Share on Facebook Tweet on Twitter Share on LinkedIn Share by email
Everest: scaling down peak loads through I/O off-loading
Everest: scaling down peak loads through I/O off-loading

Bursts in data center workloads are a real problem for storage subsystems. Data volumes can experience peak I/O request rates over an order of magnitude higher than average load. This requires significant over-provisioning, and often still results in significant I/O request latency during peaks. Everest addresses this problem by allowing data written to an overloaded volume to be temporarily off-loaded to underutilized storage resources in the data center.

Everest allows data written to an overloaded volume to be temporarily off-loaded into a short-term virtual store. Everest creates the short-term store by opportunistically pooling underutilized storage resources either on a server or across servers within the data center. Writes are temporarily off-loaded from overloaded volumes to lightly loaded volumes, thereby reducing the I/O load on the former. Everest is transparent to and usable by unmodified applications, and does not change the persistence or consistency of the storage system. We evaluate Everest using traces from a production Exchange mail server as well as other benchmarks: our results show a 1.4--70 times reduction in mean response times during peaks.
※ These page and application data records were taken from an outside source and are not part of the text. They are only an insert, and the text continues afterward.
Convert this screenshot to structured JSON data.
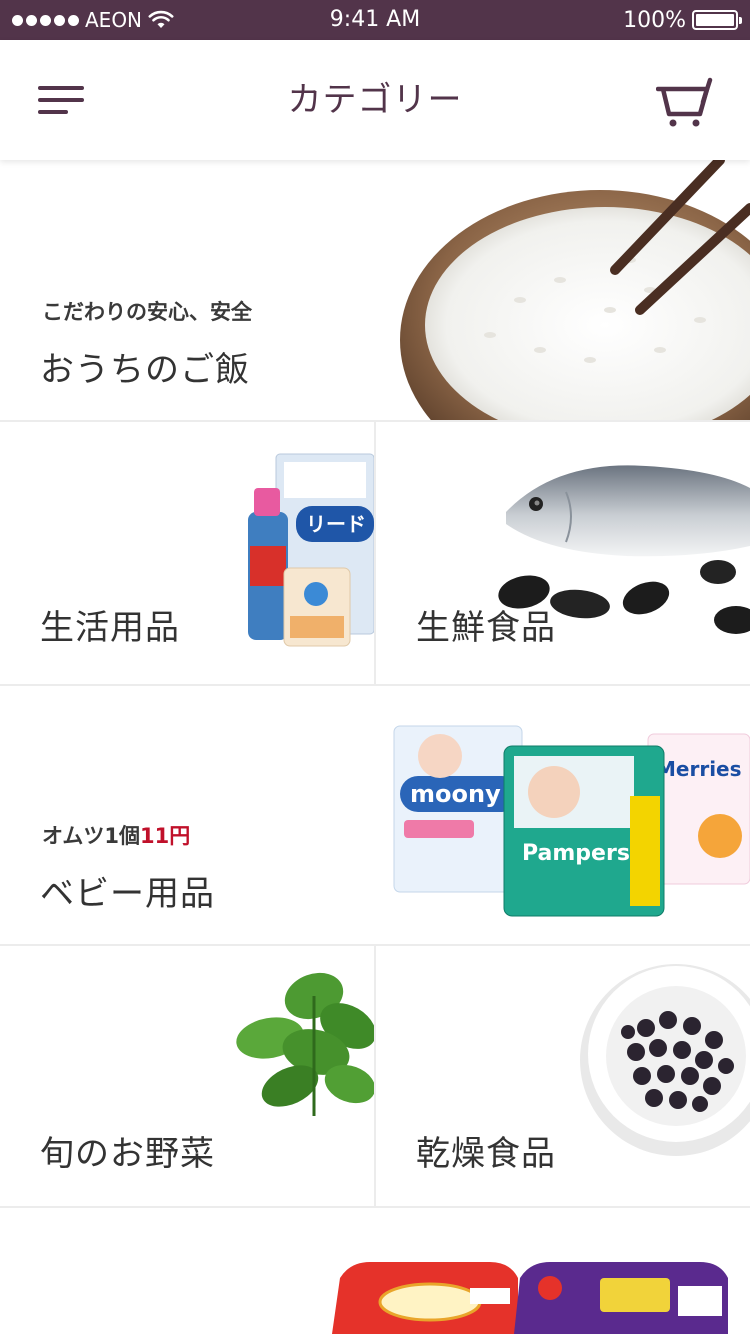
{
  "status_bar": {
    "carrier": "AEON",
    "time": "9:41 AM",
    "battery": "100%"
  },
  "nav": {
    "title": "カテゴリー",
    "menu_icon": "hamburger-menu-icon",
    "cart_icon": "cart-icon"
  },
  "categories": [
    {
      "subtitle": "こだわりの安心、安全",
      "title": "おうちのご飯",
      "image": "rice-bowl-chopsticks"
    },
    {
      "title": "生活用品",
      "image": "household-products"
    },
    {
      "title": "生鮮食品",
      "image": "fish-and-mussels"
    },
    {
      "subtitle_prefix": "オムツ1個",
      "subtitle_highlight": "11円",
      "title": "ベビー用品",
      "image": "diaper-packages"
    },
    {
      "title": "旬のお野菜",
      "image": "basil-leaves"
    },
    {
      "title": "乾燥食品",
      "image": "bowl-of-dried-berries"
    },
    {
      "image": "instant-noodle-packs"
    }
  ],
  "colors": {
    "brand": "#52344a",
    "highlight": "#c0102a",
    "separator": "#ececec"
  }
}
Publications
  • Dushyanth Narayanan, Austin Donnelly, Eno Thereska, Sameh Elnikety, and Antony Rowstron, Everest: Scaling down peak loads through I/O off-loading, in Proceedings of 8th USENIX Symposium on Operating Systems Design and Implementation (OSDI ’08), USENIX, San Diego, CA, December 2008